When individuals think of fat, their minds immediately go to the percentage of fat in a food. Recently, I watched a very old TV show on a family network about a little girl who was disliked because she was fat. I was so intrigued that I had to watch the entire episode. The little girl actually referred to herself as being fat and that was why the other boys and girls didn’t like her. The main character of the series found that deplorable. She spoke to her dad who told her the story of ‘Pygmalion’, by George Bernard Shaw. It is very famous and it was produced as a play and movie entitled, “My Fair Lady.” His daughter decided to take on the role of Professor Henry Higgins to see if she could turn the little girl around. Her friend agreed to go on a diet. What was also sad was that another classmate was having a party in two weeks and the little girl was not invited.
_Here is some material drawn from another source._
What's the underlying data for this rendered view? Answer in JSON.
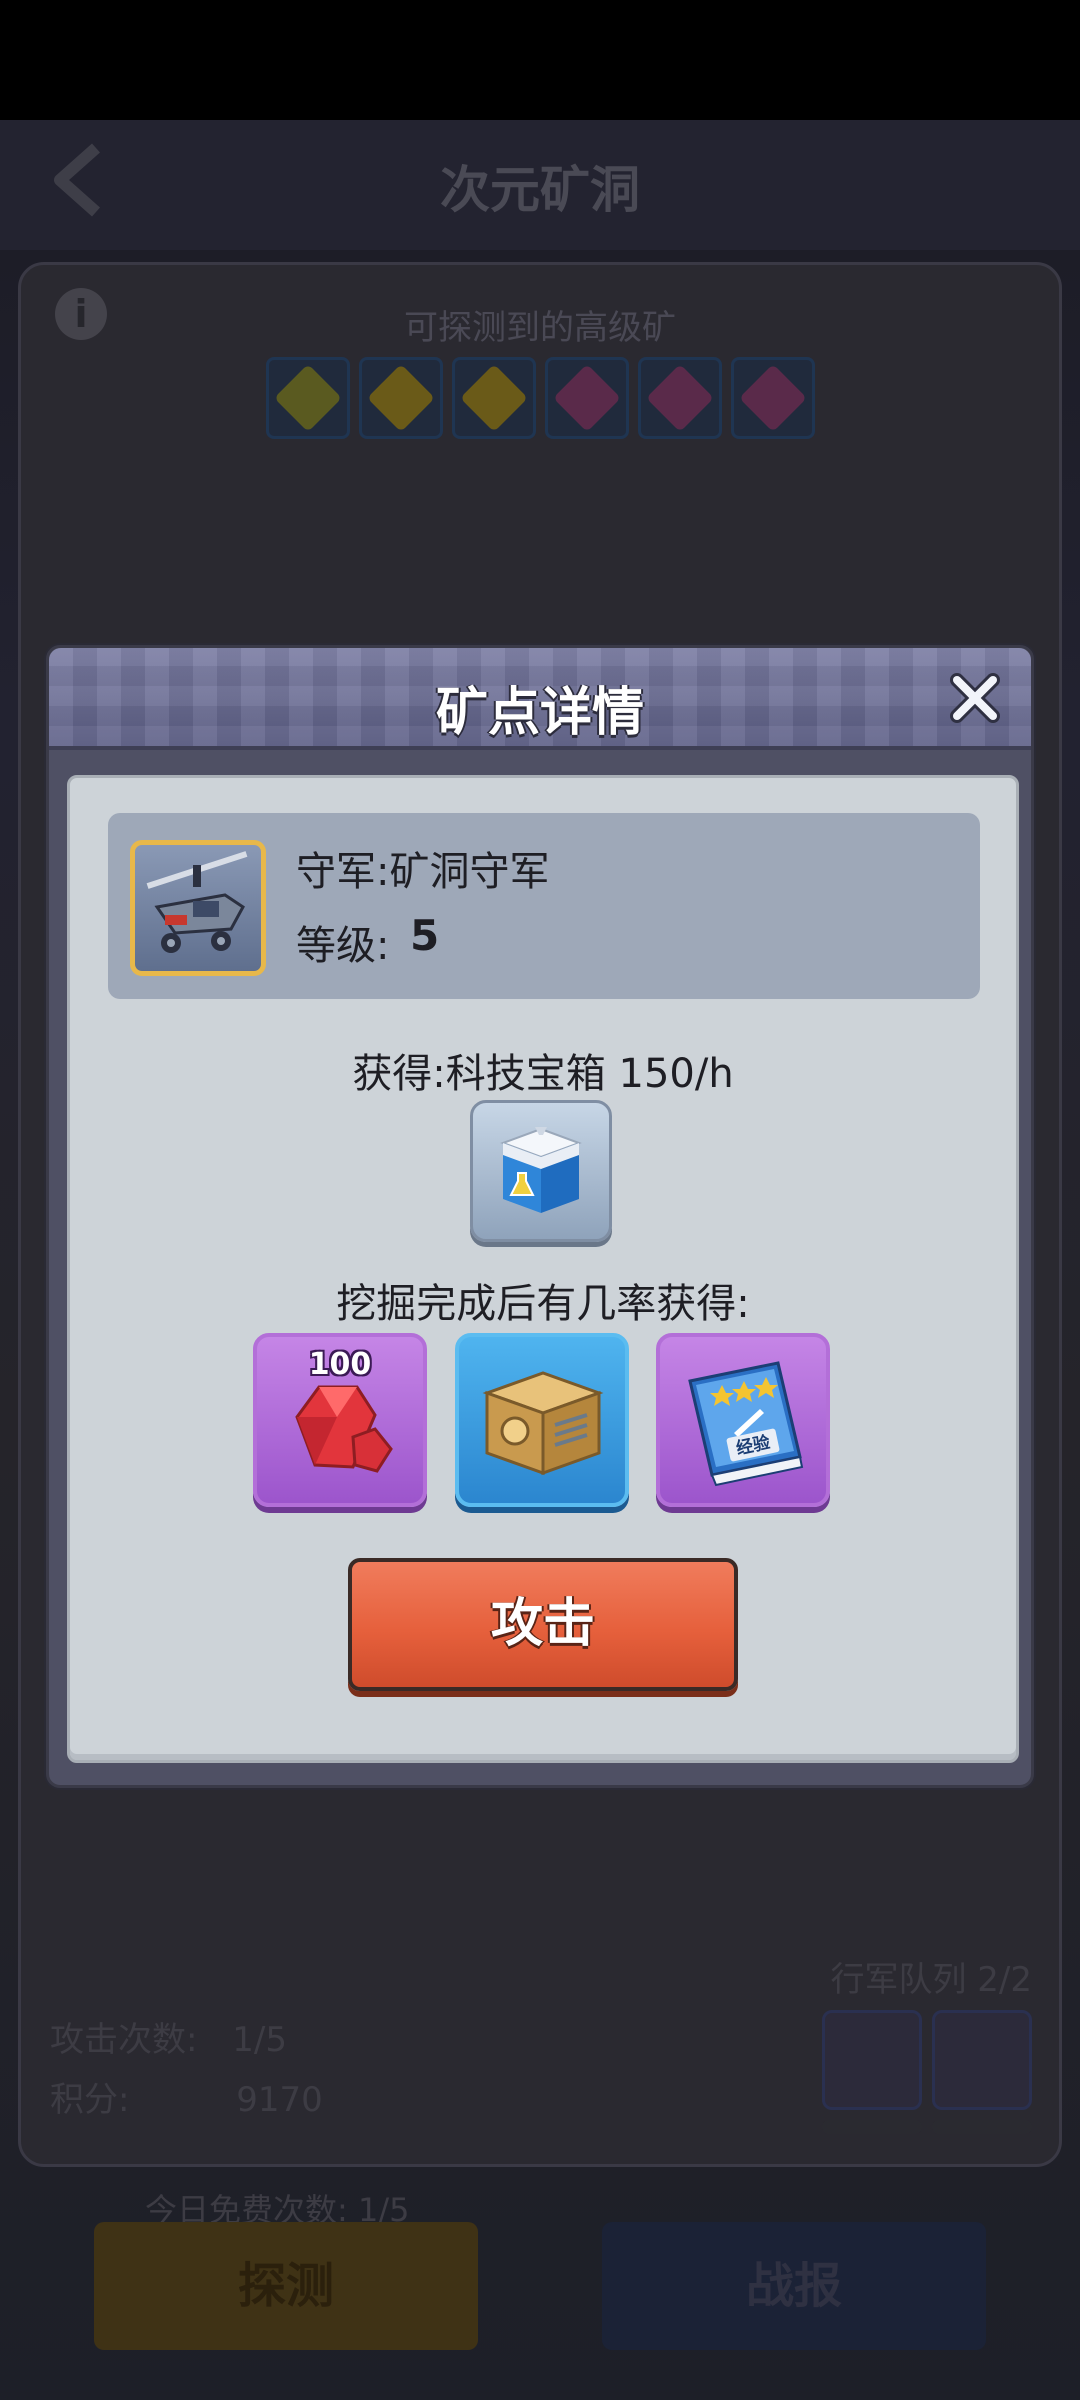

So the main character decided to have a party in one week and made her brother invite a few boys to encourage a few of their classmates, girls, who were not fat or chubby, to attend. When the boys arrived, they were furious as they were still at the age where they didn’t like girls yet. The party finally got underway, but the main character was upset with her brother who would not dance with the little girl. It finally all came out that he asked one of his friends to dance with her for three comic books, and his sister had asked him to dance with the little girl if she cleaned his room for one month. Once the little girl knew, she left immediately. When the dad found out, he was upset with the son. In the end, they main character apologized to the little girl and they all became friends along with her brother. I think the the use of the word fat when she was just a little chubby threw me off. It is not politically correct to use that word in this day and age, but even years ago, it was considered impolite to refer to anyone as fat. You could say overweight or chubby, but never fat. In the Good Gus Series, everyone comes in all shapes and sizes. Their outward appearances are never really discussed so that the children will not think in any way of a poor self image. The published books are available exclusively on Kindle worldwide. If all the paperwork you are doing is in one big fat pile, take a break and read “Misplaced Trust” which is available on Kindle, Nook, Apple and several popular e-book websites.